On the second floor of City Hall, in a humbly furnished conference room, Owensboro Human Relations Commission Executive Director Sylvia Coleman passionately conveys the urgent need for and significance of her organization in today’s society. The mission of the OHRC is to grant protection from discrimination to citizens of Owensboro and Daviess County related to employment, housing, accommodation, and finances because of age, disability, skin color, national origin, religion, etc. In her own words, Sylvia says that, “Human rights is everybody’s business.”
The Owensboro Human Relations Commission was founded in September 1972, in response to the Civil Rights Movement. A loosely organized group of white and black citizens met to form a race relations reconciliation group, which eventually organized as the OHRC. Originally located in the Elizabeth Munday Center, the OHRC now occupies a handful of rooms on the second floor of City Hall, overseen by Executive Director Sylvia Coleman. Since beginning her tenure as director in July 2013, Sylvia has been committed to the mission of the OHRC . She says that “as long as I live here, I owe it to myself, my son, and every child (black, white, biracial, of single parentage, etc.) to help them understand that they have a voice and they shouldn’t be afraid to speak.”
To accomplish this mission, the OHRC is currently working on a housing ordinance to establish a mutually beneficial set of laws to represent both the landlord and tenant. Also, the organization plans to revive the Fairness Ordinance from 2014, to allow equal treatment regardless of sexual orientation or gender identity.

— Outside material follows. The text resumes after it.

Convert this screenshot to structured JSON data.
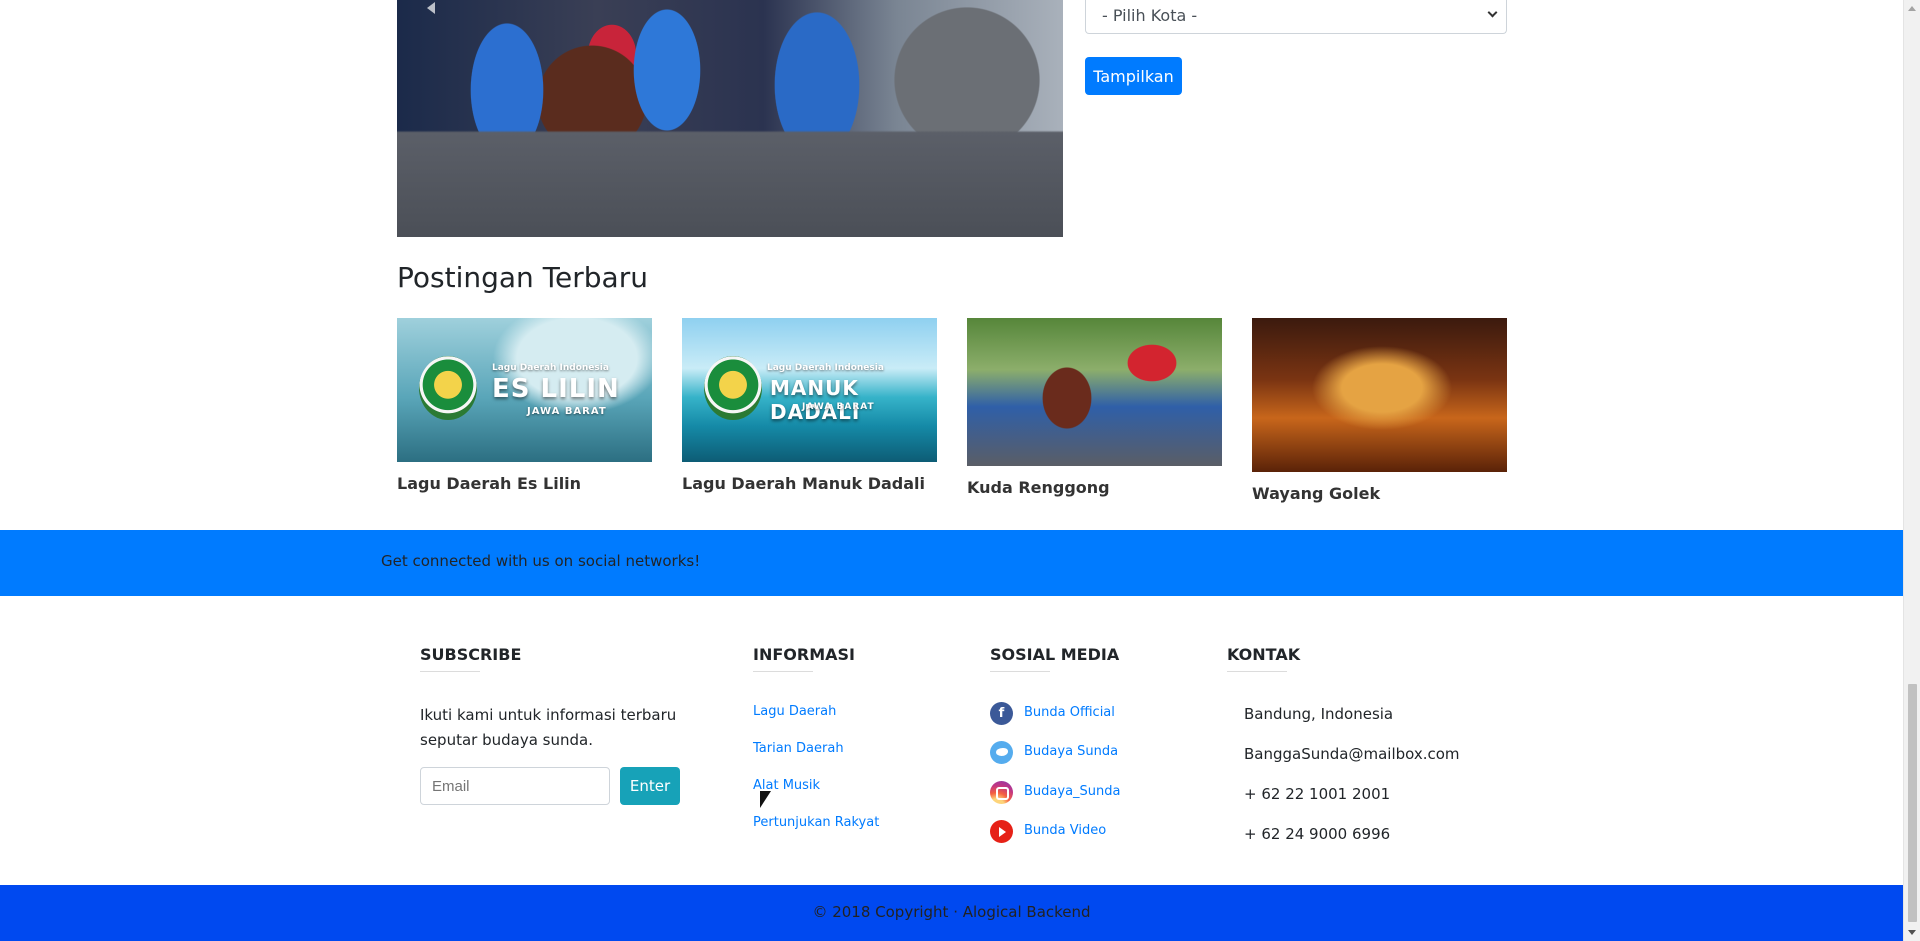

Partnerships with community organizations, including social and religious groups, are crucial to promote awareness of the organization’s mission and to foster open-minded conversations about civil rights.
The ORHC hosted its annual banquet on October 20 and honored five individuals for their service to the Owensboro community and the mission of the OHRC:
- The R. L. McFarland Leadership Award went to Nick Brake, superintendent of Owensboro Public Schools, an individual who clearly advances the goals of the OHRC in his personal and professional life with his integrity, leadership, and goal of fairness in our community.
- The Humanitarian Award went to Houston Hogg, one of the first African American males to play basketball at the University of Kentucky during the height of the Civil Rights movement; Hogg maintained a positive relationship with the university in spite of the difficult political climate of the 1960s and a statue was recently erected in his honor in Lexington.
- The Emerging Leader Award went to Rick Searcy, executive director of the Neblett Center, who exhibits commitment to diversity and enrichment of our community through the creation of the first Youth Unity Festival, which promotes unity among all citizens of our county.
- The Diversity and Inclusion Star Award was a surprise honor presented to the Men’s Mass Community Choir (led by Larry Owen) for being such a socially, racially, religiously diverse group who generously donated thousands of dollars to the Neblett Center.
- The President’s Community Service Award, decided by the board of directors, went to Joanne Kendall, an unsung heroine who went above and beyond to serve the OHRC in her board secretarial duties.
In January 2017, to commemorate Martin Luther King Jr. Day, the OHRC will show the documentary The Anatomy of Hate, and facilitate discussion at Brescia University.
If you are interested in increasing awareness about issues of discrimination and promoting authentic conversations and community partnerships, the Owensboro Human Relations Commission invites you to join with them as they labor to make the community of Owensboro a better place to live for every single person.